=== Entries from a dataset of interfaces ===
○ ○ ○

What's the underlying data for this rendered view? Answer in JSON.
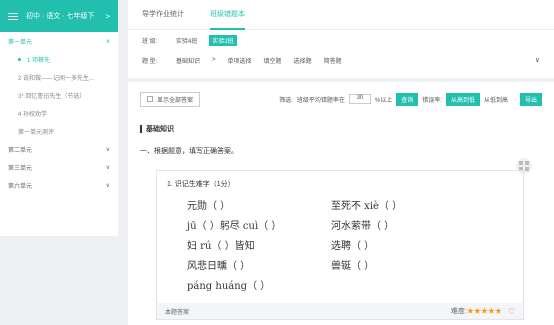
{
  "sidebar": {
    "title": "初中 · 语文 · 七年级下",
    "arrow": ">",
    "units": [
      {
        "label": "第一单元",
        "icon": "∧",
        "lessons": [
          "1 邓稼先",
          "2 说和做——记闻一多先生...",
          "3* 回忆鲁迅先生（节选）",
          "4 孙权劝学",
          "第一单元测评"
        ]
      },
      {
        "label": "第二单元",
        "icon": "∨"
      },
      {
        "label": "第三单元",
        "icon": "∨"
      },
      {
        "label": "第六单元",
        "icon": "∨"
      }
    ]
  },
  "tabs": [
    "导学作业统计",
    "班级错题本"
  ],
  "filters": {
    "class_label": "班 级:",
    "class_opts": [
      "实验4班",
      "实验2班"
    ],
    "type_label": "题 型:",
    "type_opts": [
      "基础知识",
      ">",
      "单项选择",
      "填空题",
      "选择题",
      "简答题"
    ],
    "expand": "∨"
  },
  "controls": {
    "show_all": "显示全部答案",
    "filter": "筛选:",
    "rate_label": "班级平均错题率在",
    "rate_value": "30",
    "rate_suffix": "%以上",
    "query": "查询",
    "sort_label": "错误率:",
    "sort_btn": "从高到低",
    "sort_alt": "从低到高",
    "export": "导出"
  },
  "section": "基础知识",
  "instruction": "一、根据题意，填写正确答案。",
  "question": {
    "head": "1. 识记生难字（1分）",
    "items": [
      "元勋（   ）",
      "至死不 xiè（   ）",
      "jū（   ）躬尽 cuì（   ）",
      "河水萦带（   ）",
      "妇 rú（   ）皆知",
      "选聘（   ）",
      "风悲日曛（   ）",
      "兽铤（   ）",
      "páng huáng（   ）",
      ""
    ],
    "answer": "本题答案",
    "difficulty": "难度:",
    "stars": "★★★★★",
    "heart": "♡"
  }
}
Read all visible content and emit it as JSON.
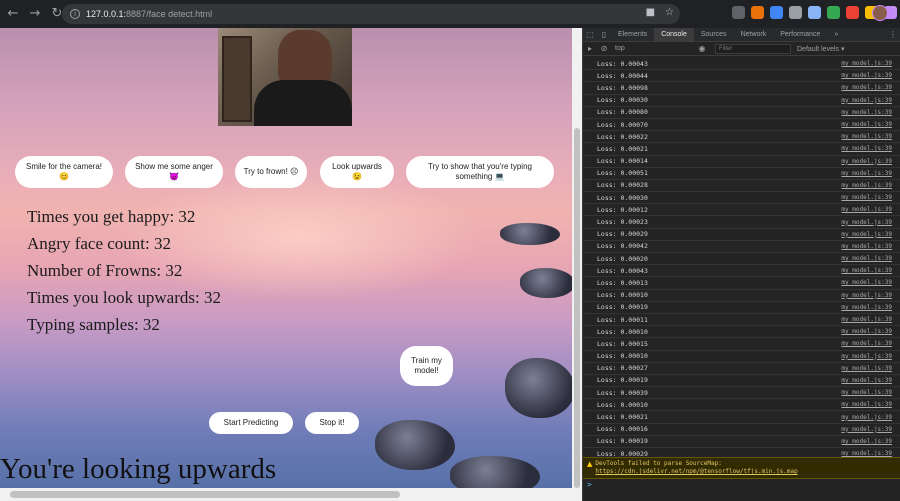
{
  "browser": {
    "url_host": "127.0.0.1:",
    "url_path": "8887/face detect.html",
    "back_icon": "arrow-left",
    "forward_icon": "arrow-right",
    "reload_icon": "reload"
  },
  "page": {
    "buttons": [
      {
        "label": "Smile for the camera!😊"
      },
      {
        "label": "Show me some anger 😈"
      },
      {
        "label": "Try to frown! ☹"
      },
      {
        "label": "Look upwards😉"
      },
      {
        "label": "Try to show that you're typing something 💻"
      }
    ],
    "stats": [
      "Times you get happy: 32",
      "Angry face count: 32",
      "Number of Frowns: 32",
      "Times you look upwards: 32",
      "Typing samples: 32"
    ],
    "train_button": "Train my model!",
    "start_button": "Start Predicting",
    "stop_button": "Stop it!",
    "status": "You're looking upwards"
  },
  "devtools": {
    "tabs": [
      "Elements",
      "Console",
      "Sources",
      "Network",
      "Performance",
      "»"
    ],
    "active_tab": "Console",
    "context": "top",
    "filter_placeholder": "Filter",
    "levels": "Default levels ▾",
    "logs": [
      {
        "msg": "Loss: 0.00043",
        "src": "my_model.js:39"
      },
      {
        "msg": "Loss: 0.00044",
        "src": "my_model.js:39"
      },
      {
        "msg": "Loss: 0.00098",
        "src": "my_model.js:39"
      },
      {
        "msg": "Loss: 0.00030",
        "src": "my_model.js:39"
      },
      {
        "msg": "Loss: 0.00080",
        "src": "my_model.js:39"
      },
      {
        "msg": "Loss: 0.00070",
        "src": "my_model.js:39"
      },
      {
        "msg": "Loss: 0.00022",
        "src": "my_model.js:39"
      },
      {
        "msg": "Loss: 0.00021",
        "src": "my_model.js:39"
      },
      {
        "msg": "Loss: 0.00014",
        "src": "my_model.js:39"
      },
      {
        "msg": "Loss: 0.00051",
        "src": "my_model.js:39"
      },
      {
        "msg": "Loss: 0.00028",
        "src": "my_model.js:39"
      },
      {
        "msg": "Loss: 0.00030",
        "src": "my_model.js:39"
      },
      {
        "msg": "Loss: 0.00012",
        "src": "my_model.js:39"
      },
      {
        "msg": "Loss: 0.00023",
        "src": "my_model.js:39"
      },
      {
        "msg": "Loss: 0.00029",
        "src": "my_model.js:39"
      },
      {
        "msg": "Loss: 0.00042",
        "src": "my_model.js:39"
      },
      {
        "msg": "Loss: 0.00020",
        "src": "my_model.js:39"
      },
      {
        "msg": "Loss: 0.00043",
        "src": "my_model.js:39"
      },
      {
        "msg": "Loss: 0.00013",
        "src": "my_model.js:39"
      },
      {
        "msg": "Loss: 0.00010",
        "src": "my_model.js:39"
      },
      {
        "msg": "Loss: 0.00019",
        "src": "my_model.js:39"
      },
      {
        "msg": "Loss: 0.00011",
        "src": "my_model.js:39"
      },
      {
        "msg": "Loss: 0.00010",
        "src": "my_model.js:39"
      },
      {
        "msg": "Loss: 0.00015",
        "src": "my_model.js:39"
      },
      {
        "msg": "Loss: 0.00010",
        "src": "my_model.js:39"
      },
      {
        "msg": "Loss: 0.00027",
        "src": "my_model.js:39"
      },
      {
        "msg": "Loss: 0.00019",
        "src": "my_model.js:39"
      },
      {
        "msg": "Loss: 0.00039",
        "src": "my_model.js:39"
      },
      {
        "msg": "Loss: 0.00010",
        "src": "my_model.js:39"
      },
      {
        "msg": "Loss: 0.00021",
        "src": "my_model.js:39"
      },
      {
        "msg": "Loss: 0.00016",
        "src": "my_model.js:39"
      },
      {
        "msg": "Loss: 0.00019",
        "src": "my_model.js:39"
      },
      {
        "msg": "Loss: 0.00029",
        "src": "my_model.js:39"
      }
    ],
    "warning_text": "DevTools failed to parse SourceMap: ",
    "warning_link": "https://cdn.jsdelivr.net/npm/@tensorflow/tfjs.min.js.map",
    "prompt": ">"
  }
}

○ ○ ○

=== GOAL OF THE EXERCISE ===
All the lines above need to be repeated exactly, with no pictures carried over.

=== TASK ANSWER ===
What's the underlying data for this rendered view? Answer in JSON.
{
  "sidebar": {
    "title": "初中 · 语文 · 七年级下",
    "arrow": ">",
    "units": [
      {
        "label": "第一单元",
        "icon": "∧",
        "lessons": [
          "1 邓稼先",
          "2 说和做——记闻一多先生...",
          "3* 回忆鲁迅先生（节选）",
          "4 孙权劝学",
          "第一单元测评"
        ]
      },
      {
        "label": "第二单元",
        "icon": "∨"
      },
      {
        "label": "第三单元",
        "icon": "∨"
      },
      {
        "label": "第六单元",
        "icon": "∨"
      }
    ]
  },
  "tabs": [
    "导学作业统计",
    "班级错题本"
  ],
  "filters": {
    "class_label": "班 级:",
    "class_opts": [
      "实验4班",
      "实验2班"
    ],
    "type_label": "题 型:",
    "type_opts": [
      "基础知识",
      ">",
      "单项选择",
      "填空题",
      "选择题",
      "简答题"
    ],
    "expand": "∨"
  },
  "controls": {
    "show_all": "显示全部答案",
    "filter": "筛选:",
    "rate_label": "班级平均错题率在",
    "rate_value": "30",
    "rate_suffix": "%以上",
    "query": "查询",
    "sort_label": "错误率:",
    "sort_btn": "从高到低",
    "sort_alt": "从低到高",
    "export": "导出"
  },
  "section": "基础知识",
  "instruction": "一、根据题意，填写正确答案。",
  "question": {
    "head": "1. 识记生难字（1分）",
    "items": [
      "元勋（   ）",
      "至死不 xiè（   ）",
      "jū（   ）躬尽 cuì（   ）",
      "河水萦带（   ）",
      "妇 rú（   ）皆知",
      "选聘（   ）",
      "风悲日曛（   ）",
      "兽铤（   ）",
      "páng huáng（   ）",
      ""
    ],
    "answer": "本题答案",
    "difficulty": "难度:",
    "stars": "★★★★★",
    "heart": "♡"
  }
}
Read all visible content and emit it as JSON.
{
  "browser": {
    "url_host": "127.0.0.1:",
    "url_path": "8887/face detect.html",
    "back_icon": "arrow-left",
    "forward_icon": "arrow-right",
    "reload_icon": "reload"
  },
  "page": {
    "buttons": [
      {
        "label": "Smile for the camera!😊"
      },
      {
        "label": "Show me some anger 😈"
      },
      {
        "label": "Try to frown! ☹"
      },
      {
        "label": "Look upwards😉"
      },
      {
        "label": "Try to show that you're typing something 💻"
      }
    ],
    "stats": [
      "Times you get happy: 32",
      "Angry face count: 32",
      "Number of Frowns: 32",
      "Times you look upwards: 32",
      "Typing samples: 32"
    ],
    "train_button": "Train my model!",
    "start_button": "Start Predicting",
    "stop_button": "Stop it!",
    "status": "You're looking upwards"
  },
  "devtools": {
    "tabs": [
      "Elements",
      "Console",
      "Sources",
      "Network",
      "Performance",
      "»"
    ],
    "active_tab": "Console",
    "context": "top",
    "filter_placeholder": "Filter",
    "levels": "Default levels ▾",
    "logs": [
      {
        "msg": "Loss: 0.00043",
        "src": "my_model.js:39"
      },
      {
        "msg": "Loss: 0.00044",
        "src": "my_model.js:39"
      },
      {
        "msg": "Loss: 0.00098",
        "src": "my_model.js:39"
      },
      {
        "msg": "Loss: 0.00030",
        "src": "my_model.js:39"
      },
      {
        "msg": "Loss: 0.00080",
        "src": "my_model.js:39"
      },
      {
        "msg": "Loss: 0.00070",
        "src": "my_model.js:39"
      },
      {
        "msg": "Loss: 0.00022",
        "src": "my_model.js:39"
      },
      {
        "msg": "Loss: 0.00021",
        "src": "my_model.js:39"
      },
      {
        "msg": "Loss: 0.00014",
        "src": "my_model.js:39"
      },
      {
        "msg": "Loss: 0.00051",
        "src": "my_model.js:39"
      },
      {
        "msg": "Loss: 0.00028",
        "src": "my_model.js:39"
      },
      {
        "msg": "Loss: 0.00030",
        "src": "my_model.js:39"
      },
      {
        "msg": "Loss: 0.00012",
        "src": "my_model.js:39"
      },
      {
        "msg": "Loss: 0.00023",
        "src": "my_model.js:39"
      },
      {
        "msg": "Loss: 0.00029",
        "src": "my_model.js:39"
      },
      {
        "msg": "Loss: 0.00042",
        "src": "my_model.js:39"
      },
      {
        "msg": "Loss: 0.00020",
        "src": "my_model.js:39"
      },
      {
        "msg": "Loss: 0.00043",
        "src": "my_model.js:39"
      },
      {
        "msg": "Loss: 0.00013",
        "src": "my_model.js:39"
      },
      {
        "msg": "Loss: 0.00010",
        "src": "my_model.js:39"
      },
      {
        "msg": "Loss: 0.00019",
        "src": "my_model.js:39"
      },
      {
        "msg": "Loss: 0.00011",
        "src": "my_model.js:39"
      },
      {
        "msg": "Loss: 0.00010",
        "src": "my_model.js:39"
      },
      {
        "msg": "Loss: 0.00015",
        "src": "my_model.js:39"
      },
      {
        "msg": "Loss: 0.00010",
        "src": "my_model.js:39"
      },
      {
        "msg": "Loss: 0.00027",
        "src": "my_model.js:39"
      },
      {
        "msg": "Loss: 0.00019",
        "src": "my_model.js:39"
      },
      {
        "msg": "Loss: 0.00039",
        "src": "my_model.js:39"
      },
      {
        "msg": "Loss: 0.00010",
        "src": "my_model.js:39"
      },
      {
        "msg": "Loss: 0.00021",
        "src": "my_model.js:39"
      },
      {
        "msg": "Loss: 0.00016",
        "src": "my_model.js:39"
      },
      {
        "msg": "Loss: 0.00019",
        "src": "my_model.js:39"
      },
      {
        "msg": "Loss: 0.00029",
        "src": "my_model.js:39"
      }
    ],
    "warning_text": "DevTools failed to parse SourceMap: ",
    "warning_link": "https://cdn.jsdelivr.net/npm/@tensorflow/tfjs.min.js.map",
    "prompt": ">"
  }
}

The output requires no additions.